* Task instructions:
Pull every line that holds the word "Edit" from the entries.

* Dataset entries:
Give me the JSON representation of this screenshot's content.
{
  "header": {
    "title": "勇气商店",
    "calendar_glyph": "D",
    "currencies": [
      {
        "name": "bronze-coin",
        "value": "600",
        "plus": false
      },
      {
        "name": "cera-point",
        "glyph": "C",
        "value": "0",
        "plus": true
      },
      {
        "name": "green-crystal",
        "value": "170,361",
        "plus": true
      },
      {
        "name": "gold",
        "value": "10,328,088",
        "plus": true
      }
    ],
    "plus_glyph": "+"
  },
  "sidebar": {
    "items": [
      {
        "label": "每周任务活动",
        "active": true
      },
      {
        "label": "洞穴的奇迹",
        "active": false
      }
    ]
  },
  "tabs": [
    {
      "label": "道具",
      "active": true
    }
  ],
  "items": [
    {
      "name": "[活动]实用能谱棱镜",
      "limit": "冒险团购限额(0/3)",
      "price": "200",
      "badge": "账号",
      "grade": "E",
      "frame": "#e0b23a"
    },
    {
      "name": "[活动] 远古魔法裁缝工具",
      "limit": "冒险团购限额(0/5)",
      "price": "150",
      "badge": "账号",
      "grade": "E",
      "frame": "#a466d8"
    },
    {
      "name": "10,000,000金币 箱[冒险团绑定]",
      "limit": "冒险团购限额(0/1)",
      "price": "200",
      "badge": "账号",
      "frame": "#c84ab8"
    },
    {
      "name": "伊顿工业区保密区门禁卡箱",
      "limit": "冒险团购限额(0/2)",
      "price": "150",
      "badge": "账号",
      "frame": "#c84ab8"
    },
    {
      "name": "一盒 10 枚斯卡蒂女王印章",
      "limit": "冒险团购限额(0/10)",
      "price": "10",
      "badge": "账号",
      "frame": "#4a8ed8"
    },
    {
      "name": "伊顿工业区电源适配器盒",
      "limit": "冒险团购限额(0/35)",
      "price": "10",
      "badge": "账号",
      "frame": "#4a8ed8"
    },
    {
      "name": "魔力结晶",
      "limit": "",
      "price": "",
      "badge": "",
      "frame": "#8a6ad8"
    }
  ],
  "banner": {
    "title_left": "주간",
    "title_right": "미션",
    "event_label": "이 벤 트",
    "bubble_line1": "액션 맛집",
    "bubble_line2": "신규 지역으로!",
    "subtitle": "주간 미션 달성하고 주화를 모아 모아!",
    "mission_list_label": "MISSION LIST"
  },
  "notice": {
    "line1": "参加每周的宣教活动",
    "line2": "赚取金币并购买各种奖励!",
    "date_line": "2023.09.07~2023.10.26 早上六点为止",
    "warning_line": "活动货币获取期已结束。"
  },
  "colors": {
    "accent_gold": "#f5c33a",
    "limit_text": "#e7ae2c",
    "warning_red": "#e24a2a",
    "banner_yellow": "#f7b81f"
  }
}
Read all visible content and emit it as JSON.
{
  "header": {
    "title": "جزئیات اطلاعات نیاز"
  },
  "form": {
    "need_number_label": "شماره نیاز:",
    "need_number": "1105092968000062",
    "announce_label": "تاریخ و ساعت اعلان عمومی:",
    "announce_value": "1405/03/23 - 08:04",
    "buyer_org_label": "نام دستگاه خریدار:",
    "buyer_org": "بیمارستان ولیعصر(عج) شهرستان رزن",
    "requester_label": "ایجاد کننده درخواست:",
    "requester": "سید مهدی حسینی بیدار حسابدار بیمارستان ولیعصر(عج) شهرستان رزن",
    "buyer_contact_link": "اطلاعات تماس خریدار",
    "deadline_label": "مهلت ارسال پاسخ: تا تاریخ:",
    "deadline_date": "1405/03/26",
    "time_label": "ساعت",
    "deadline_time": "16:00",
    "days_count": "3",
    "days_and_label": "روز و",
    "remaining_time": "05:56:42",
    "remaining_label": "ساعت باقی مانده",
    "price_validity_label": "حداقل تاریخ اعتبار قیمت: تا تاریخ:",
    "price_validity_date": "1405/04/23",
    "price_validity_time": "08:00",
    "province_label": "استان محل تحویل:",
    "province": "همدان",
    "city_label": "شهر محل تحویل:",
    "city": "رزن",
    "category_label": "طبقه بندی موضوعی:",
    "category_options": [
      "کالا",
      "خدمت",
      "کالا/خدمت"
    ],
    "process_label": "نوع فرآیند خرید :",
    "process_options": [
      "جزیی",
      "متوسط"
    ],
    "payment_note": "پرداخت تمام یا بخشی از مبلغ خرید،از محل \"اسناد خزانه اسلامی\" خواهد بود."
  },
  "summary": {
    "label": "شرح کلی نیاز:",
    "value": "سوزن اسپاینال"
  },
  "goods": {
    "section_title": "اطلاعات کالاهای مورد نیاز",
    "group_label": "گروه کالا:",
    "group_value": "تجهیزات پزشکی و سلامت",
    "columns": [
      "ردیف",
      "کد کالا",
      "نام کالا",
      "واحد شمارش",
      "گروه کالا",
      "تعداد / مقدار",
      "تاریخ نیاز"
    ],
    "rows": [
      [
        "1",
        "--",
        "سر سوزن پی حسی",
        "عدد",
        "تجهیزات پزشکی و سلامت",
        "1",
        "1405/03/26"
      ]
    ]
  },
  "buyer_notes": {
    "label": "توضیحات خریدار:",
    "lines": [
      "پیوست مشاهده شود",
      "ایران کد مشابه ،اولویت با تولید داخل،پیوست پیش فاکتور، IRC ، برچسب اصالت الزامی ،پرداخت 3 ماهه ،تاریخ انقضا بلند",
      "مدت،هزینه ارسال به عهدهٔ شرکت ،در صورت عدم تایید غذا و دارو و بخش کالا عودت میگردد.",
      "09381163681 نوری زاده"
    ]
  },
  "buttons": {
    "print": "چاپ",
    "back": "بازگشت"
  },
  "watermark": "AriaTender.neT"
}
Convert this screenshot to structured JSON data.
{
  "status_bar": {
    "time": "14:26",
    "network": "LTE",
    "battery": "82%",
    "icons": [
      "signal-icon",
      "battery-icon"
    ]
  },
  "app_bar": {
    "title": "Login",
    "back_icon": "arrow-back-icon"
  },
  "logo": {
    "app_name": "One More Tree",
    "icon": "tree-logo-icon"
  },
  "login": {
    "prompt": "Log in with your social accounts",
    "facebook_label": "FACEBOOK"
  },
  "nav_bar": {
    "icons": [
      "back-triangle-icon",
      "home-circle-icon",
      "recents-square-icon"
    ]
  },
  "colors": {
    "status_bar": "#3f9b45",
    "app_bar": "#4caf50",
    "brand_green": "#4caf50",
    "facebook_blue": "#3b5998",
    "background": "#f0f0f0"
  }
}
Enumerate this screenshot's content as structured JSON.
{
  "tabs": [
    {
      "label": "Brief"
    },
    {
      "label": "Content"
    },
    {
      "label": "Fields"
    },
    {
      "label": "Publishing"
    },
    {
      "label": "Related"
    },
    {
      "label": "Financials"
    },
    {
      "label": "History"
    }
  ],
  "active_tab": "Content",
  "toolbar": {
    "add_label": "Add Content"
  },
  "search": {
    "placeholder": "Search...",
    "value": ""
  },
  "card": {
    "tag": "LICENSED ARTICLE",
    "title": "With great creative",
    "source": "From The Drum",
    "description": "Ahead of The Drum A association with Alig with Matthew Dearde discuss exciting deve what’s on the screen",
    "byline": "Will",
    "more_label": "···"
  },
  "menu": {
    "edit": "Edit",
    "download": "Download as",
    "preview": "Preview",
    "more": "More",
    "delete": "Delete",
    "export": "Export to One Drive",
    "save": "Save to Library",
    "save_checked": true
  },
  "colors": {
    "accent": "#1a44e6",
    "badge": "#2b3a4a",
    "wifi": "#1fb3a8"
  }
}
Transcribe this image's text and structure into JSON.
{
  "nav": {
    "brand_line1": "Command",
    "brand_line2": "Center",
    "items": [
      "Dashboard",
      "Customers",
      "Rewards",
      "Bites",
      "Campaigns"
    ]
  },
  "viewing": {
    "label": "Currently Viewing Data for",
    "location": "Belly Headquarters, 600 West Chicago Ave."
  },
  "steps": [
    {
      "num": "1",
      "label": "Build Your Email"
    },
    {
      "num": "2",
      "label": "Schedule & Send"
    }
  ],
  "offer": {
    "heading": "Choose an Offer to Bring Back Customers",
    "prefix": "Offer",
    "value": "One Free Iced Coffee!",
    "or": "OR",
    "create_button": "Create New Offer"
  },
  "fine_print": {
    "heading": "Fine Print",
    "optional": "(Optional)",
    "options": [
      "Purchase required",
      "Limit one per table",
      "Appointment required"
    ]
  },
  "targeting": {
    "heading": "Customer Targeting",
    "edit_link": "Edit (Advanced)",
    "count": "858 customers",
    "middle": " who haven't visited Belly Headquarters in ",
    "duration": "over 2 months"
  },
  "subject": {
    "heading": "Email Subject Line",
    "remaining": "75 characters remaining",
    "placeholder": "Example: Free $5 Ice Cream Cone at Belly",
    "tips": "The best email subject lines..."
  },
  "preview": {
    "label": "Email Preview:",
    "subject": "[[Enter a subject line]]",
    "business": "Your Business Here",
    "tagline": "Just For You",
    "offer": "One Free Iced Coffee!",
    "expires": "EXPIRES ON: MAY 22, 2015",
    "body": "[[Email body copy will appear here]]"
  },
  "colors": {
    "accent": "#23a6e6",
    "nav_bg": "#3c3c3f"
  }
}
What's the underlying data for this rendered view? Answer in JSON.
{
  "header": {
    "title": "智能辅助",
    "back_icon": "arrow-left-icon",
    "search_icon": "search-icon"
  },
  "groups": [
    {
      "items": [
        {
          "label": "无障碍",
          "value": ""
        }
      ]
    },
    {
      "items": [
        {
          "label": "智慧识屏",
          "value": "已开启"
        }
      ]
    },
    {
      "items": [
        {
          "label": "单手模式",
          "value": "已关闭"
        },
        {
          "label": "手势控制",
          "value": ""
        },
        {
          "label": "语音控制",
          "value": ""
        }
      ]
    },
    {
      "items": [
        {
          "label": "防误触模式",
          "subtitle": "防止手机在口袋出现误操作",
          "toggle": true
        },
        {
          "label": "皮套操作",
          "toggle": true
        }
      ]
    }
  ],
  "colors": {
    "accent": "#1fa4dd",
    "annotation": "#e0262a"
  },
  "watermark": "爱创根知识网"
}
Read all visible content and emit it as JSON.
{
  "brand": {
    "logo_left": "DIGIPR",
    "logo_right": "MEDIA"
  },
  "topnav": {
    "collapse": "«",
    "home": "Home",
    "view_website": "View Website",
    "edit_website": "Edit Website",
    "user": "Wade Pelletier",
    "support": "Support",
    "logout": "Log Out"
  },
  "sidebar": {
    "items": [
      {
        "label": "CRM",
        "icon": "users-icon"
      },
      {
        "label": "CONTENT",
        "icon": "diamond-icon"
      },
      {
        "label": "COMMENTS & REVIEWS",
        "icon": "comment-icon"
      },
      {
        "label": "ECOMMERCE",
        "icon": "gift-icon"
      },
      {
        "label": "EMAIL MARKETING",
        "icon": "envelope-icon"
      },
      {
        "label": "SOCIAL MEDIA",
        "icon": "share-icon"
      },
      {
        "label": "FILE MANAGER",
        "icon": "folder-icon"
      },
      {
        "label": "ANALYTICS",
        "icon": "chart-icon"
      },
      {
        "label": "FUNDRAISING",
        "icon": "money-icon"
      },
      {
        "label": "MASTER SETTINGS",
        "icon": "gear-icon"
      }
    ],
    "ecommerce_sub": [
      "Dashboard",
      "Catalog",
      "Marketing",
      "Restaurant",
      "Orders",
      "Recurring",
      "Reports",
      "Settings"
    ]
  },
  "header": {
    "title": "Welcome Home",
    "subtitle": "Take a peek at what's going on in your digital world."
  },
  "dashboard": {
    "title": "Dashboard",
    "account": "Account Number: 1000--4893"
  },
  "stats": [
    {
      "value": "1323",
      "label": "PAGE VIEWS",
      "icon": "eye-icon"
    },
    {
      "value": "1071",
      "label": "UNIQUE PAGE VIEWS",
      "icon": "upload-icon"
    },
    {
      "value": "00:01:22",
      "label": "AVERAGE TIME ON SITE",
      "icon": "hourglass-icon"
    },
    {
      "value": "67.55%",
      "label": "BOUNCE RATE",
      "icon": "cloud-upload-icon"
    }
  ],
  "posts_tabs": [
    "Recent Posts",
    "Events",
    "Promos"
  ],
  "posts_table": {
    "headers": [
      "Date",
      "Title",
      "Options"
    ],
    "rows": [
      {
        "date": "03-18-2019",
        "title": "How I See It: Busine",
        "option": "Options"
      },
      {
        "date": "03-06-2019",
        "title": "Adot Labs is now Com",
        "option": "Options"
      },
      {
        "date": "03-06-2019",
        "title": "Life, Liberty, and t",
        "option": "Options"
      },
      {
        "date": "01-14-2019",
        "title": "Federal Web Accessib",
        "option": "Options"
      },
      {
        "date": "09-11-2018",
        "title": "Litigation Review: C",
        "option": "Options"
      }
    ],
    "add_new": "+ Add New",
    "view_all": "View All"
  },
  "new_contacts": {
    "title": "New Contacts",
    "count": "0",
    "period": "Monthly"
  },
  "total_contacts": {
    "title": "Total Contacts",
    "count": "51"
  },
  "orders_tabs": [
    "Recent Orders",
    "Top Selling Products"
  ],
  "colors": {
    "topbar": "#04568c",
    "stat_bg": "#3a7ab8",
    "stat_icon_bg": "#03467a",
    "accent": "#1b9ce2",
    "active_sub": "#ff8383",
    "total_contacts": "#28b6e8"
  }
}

* The answer:
    "edit": "Edit",
    "edit_link": "Edit (Advanced)",
    "edit_website": "Edit Website",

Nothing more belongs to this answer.